Amwal Al Ghad English - 2015-03-14 09:47:18
The euro lost more than 3% of its value against the buck for the second straight week Friday, as the dollar’s eight-month rally resumed.
Traders ignored a slate of weak economic data out of the U.S. That includes a report from the Commerce Department which showed that retail sales fell for the third-straight month — a sign that optimism over the Federal Reserve’s two-day monetary policy meeting, set to begin Tuesday, has reached a fever pitch, said Matt Weller, senior technical analyst at Forex.com.
Specifically, traders expect the Fed to remove phrasing from its monetary policy statement saying it can be “patient” before raising the Fed funds rate, its benchmark interest rate, for the first time since 2006.
The market would interpret such a move as a sign that the Fed could raise rates as early as its June monetary policy meeting.
The euro EURUSD, -1.32% traded as low as $1.0465, its weakest level since January 2003, while the pound GBPUSD, -0.94% traded as low as $1.4700, its lowest level since June 2010, before both currencies staged a slight recovery. The euro traded at $1.0634 late Thursday, while the pound traded at $1.4849.
Goldman Sach’s Chief Forex Strategist Robin Brooks slashed his forecast for the shared currency, saying he expects it to hit parity with the dollar in September.
The shared currency’s losses pushed the ICE U.S. Dollar Index to close above the 100-level for the first time since March 2003. The dollar’s relative value against the euro comprises more than half of the index’s value.
The ICE U.S. Dollar Index DXY, +0.91% a measure of the dollar’s strength against a basket of six currencies, was up 0.76% to 100.1900 in recent trade.
In other currencies, Jameel Ahmad, chief market analyst at FXTM, said that the pace of the pound’s losses over the past three weeks has taken traders by surprise. he attributed its decline primarily to investors’ worries over the outcome of the coming U.K. general election in May.
“There was so much volatility when the Scottish referendum happened a few months ago, investors are being tentative toward the pound and closing out their positions. They don’t want to see the volatility we saw in the week leading up to the vote,” Ahmad said.
The pound dropped from about $1.6600 to $1.6000 in the week leading up to the referendum, which was held on Sept. 18.
Diverging monetary-policy trends between the U.S. and the rest of the global economy have been the biggest driver of the currency’s strength.
Many central banks around the globe, most notably the European Central Bank and the Bank of Japan, have instituted sizable asset-purchasing programs to stimulate growth.
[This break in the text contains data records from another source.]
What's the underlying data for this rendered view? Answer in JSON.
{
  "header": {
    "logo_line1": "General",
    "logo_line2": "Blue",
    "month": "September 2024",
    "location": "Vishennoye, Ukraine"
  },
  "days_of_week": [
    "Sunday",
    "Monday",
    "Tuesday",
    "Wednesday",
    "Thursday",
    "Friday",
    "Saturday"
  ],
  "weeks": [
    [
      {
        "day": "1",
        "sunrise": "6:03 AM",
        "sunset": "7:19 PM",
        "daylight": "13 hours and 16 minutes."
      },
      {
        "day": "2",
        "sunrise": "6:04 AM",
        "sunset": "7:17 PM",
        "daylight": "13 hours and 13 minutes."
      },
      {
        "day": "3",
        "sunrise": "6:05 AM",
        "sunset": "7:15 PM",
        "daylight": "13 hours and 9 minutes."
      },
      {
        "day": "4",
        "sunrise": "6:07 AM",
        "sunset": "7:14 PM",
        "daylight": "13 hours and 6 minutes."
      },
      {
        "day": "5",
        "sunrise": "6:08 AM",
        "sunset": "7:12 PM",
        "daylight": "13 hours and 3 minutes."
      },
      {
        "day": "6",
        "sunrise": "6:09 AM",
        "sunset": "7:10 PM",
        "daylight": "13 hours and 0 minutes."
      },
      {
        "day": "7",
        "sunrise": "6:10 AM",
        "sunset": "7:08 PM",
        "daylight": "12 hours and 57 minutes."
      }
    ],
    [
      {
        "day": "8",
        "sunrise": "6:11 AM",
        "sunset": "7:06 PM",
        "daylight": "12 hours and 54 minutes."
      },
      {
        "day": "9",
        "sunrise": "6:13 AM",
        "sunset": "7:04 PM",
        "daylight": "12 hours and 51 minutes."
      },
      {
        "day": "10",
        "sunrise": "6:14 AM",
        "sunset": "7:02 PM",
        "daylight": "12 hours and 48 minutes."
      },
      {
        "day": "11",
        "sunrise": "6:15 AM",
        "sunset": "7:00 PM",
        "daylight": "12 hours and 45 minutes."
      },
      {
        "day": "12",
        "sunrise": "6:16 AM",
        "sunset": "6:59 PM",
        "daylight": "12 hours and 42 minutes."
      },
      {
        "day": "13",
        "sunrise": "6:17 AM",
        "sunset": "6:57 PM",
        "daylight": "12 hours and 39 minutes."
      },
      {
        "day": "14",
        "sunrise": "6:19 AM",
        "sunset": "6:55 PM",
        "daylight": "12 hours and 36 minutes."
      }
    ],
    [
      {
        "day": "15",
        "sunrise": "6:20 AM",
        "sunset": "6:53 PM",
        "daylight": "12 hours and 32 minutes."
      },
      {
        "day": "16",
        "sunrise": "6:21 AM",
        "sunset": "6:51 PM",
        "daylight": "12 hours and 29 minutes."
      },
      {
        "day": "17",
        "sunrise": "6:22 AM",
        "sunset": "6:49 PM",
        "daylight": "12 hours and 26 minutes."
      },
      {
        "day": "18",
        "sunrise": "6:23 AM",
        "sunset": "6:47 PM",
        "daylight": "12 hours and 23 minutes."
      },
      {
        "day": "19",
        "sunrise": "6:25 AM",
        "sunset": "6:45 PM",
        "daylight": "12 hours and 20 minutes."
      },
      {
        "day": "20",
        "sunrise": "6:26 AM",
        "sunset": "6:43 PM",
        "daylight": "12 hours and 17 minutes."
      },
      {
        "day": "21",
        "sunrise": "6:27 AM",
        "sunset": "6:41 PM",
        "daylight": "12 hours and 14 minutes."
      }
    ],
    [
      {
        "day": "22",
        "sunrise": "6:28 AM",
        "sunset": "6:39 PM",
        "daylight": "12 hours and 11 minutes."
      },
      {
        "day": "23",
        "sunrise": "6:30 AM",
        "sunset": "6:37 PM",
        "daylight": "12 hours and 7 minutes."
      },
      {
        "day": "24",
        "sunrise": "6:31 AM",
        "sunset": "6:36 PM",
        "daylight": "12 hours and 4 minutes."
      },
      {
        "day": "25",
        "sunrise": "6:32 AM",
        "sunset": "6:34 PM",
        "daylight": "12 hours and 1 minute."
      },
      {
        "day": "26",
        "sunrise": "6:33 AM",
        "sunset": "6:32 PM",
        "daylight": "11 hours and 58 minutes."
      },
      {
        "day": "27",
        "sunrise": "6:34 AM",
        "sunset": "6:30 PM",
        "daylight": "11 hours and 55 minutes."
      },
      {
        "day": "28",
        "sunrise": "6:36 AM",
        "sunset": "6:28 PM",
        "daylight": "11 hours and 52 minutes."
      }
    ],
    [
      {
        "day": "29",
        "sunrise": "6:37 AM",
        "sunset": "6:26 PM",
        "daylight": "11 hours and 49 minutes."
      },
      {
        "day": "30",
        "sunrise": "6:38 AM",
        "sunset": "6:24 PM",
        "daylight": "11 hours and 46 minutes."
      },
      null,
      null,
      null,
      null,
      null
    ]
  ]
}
The Fed ended its program of asset purchases in October, and the market widely expects it to begin raising interest rates some time this year. More»